We sat down on top of Cathedral Gap and enjoyed the view together. For a second time, I felt incredibly lucky. Not only I am one of the few people that get to see this magnificent view, I got to see it with my husband. This is a win.
Thirty minutes later, we were heading back to Camp Muir.
We got back to Muir about an hour later and rested just a bit. We were told three of our team member reaches the summit about 7:15am. I was so proud of them! Congratulations for Justin, Lance and Mark! Due to the weather, they only stayed up on the summit for 45 minutes and didn’t even go to the higher point in the middle of the crater to sign the book. Anywhere on the rim is a legal summit, and they will go into the parks records with the date and their names sicne they did make it. The three stayed at the crater rim just long enough to take pictures and head back down.

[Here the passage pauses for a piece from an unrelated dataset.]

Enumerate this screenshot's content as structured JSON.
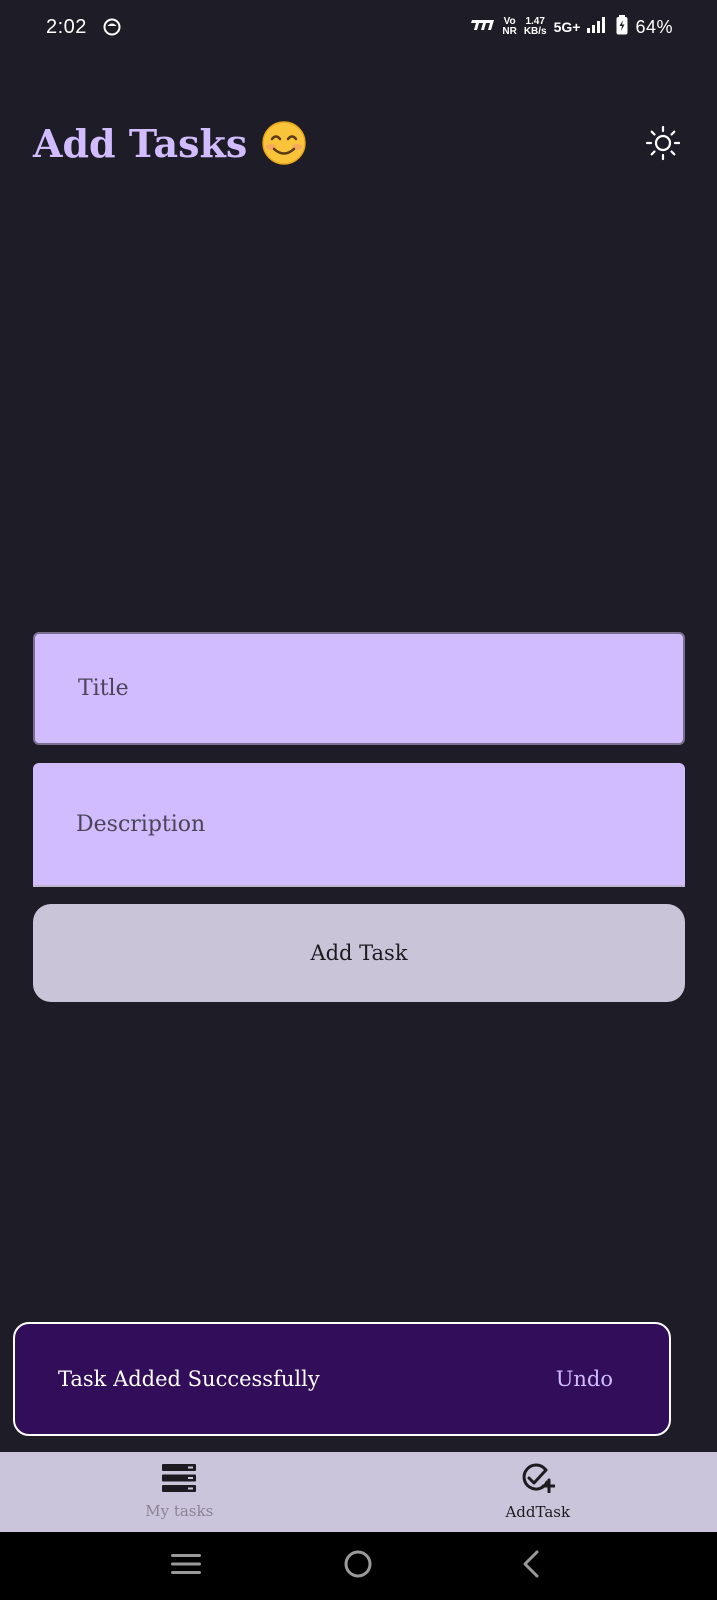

Around 10am, we started to pack our gear to get ready back to Paradise. John and I had a head start since he might have to walk a bit slower due to his hip. It was an awesome day. The sun was out and there was absolutely no wind. The mountain was smiling at us. It was absolutely beautiful day. That was another proof that the mountain weather can change from one extreme to another without warning. We ran into Climb Team 3 around 8300ft and wished them luck. We glissaded off the mountain and took our time to walk. Around Panorama Point (6800ft) – I heard someone calling my name. I looked around and there was a familiar face. My best friend, Marisa, was hiking up to greet me! That was so awesome of her! We continued to walk down together and got to Paradise around 2pm. I walked to the Paradise Inn and immediately called my girls’s name since I knew they were there. Within a second, I heard my youngest girl scream out ‘Mama!!’ and follow by my oldest. They both ran towards me and leaped into my arm. That was double win!

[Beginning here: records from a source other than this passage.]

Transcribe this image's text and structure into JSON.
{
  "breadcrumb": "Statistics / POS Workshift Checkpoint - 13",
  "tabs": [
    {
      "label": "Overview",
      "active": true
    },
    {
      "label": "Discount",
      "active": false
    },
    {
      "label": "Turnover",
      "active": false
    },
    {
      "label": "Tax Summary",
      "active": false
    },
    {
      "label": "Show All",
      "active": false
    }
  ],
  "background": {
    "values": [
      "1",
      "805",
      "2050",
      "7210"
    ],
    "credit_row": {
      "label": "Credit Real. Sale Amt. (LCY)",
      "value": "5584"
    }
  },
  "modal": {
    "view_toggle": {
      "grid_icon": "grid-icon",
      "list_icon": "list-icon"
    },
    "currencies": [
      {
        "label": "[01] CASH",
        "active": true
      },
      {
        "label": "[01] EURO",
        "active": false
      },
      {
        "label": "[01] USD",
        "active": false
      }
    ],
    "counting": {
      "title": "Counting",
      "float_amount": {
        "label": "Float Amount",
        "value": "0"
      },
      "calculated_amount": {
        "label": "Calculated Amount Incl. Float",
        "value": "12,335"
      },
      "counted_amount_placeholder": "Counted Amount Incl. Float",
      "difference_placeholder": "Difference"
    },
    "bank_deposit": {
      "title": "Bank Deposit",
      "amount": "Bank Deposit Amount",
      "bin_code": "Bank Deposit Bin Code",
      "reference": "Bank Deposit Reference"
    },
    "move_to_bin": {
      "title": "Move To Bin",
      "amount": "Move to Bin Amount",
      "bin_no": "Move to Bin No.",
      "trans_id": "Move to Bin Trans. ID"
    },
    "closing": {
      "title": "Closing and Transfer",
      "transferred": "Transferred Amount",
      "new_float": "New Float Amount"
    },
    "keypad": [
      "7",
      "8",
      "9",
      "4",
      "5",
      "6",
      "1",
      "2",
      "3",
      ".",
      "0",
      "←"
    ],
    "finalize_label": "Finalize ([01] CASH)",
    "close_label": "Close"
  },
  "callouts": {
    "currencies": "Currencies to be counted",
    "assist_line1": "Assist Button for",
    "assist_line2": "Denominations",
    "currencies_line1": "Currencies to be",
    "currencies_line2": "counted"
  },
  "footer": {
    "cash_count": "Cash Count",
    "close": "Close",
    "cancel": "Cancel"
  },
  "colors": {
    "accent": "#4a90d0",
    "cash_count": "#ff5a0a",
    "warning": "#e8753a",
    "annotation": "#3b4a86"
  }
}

We had celebration dinner at 5 with Lou Whittaker and the rest of the team. I was recognized as an extraordinaire fundraiser and a great inspiration. I was honored. My girls got a little souvenir from American Lung Association as a token of appreciation on my behalf. Both John and I got our certificate from RMI and ALAW, did the whole photo and such.
Overall, it was unbelievable journey. Despite the fact that I didn’t summit, I know that I accomplished a huge thing. I did my best and gave it all, and more.
The miracle isn’t that I finished. The miracle is that I had a courage to start — John J. Bingham
The mountain is not going anywhere and I will be back. Jake, Elias and Erik – thank you SO much for an awesome experience. You are an awesome guides and I appreciate everything you do to make this journey so memorable for me. I will see you around on the mountain!
For a complete pictures of the climb, visit: http://tinyurl.com/ClimbPictures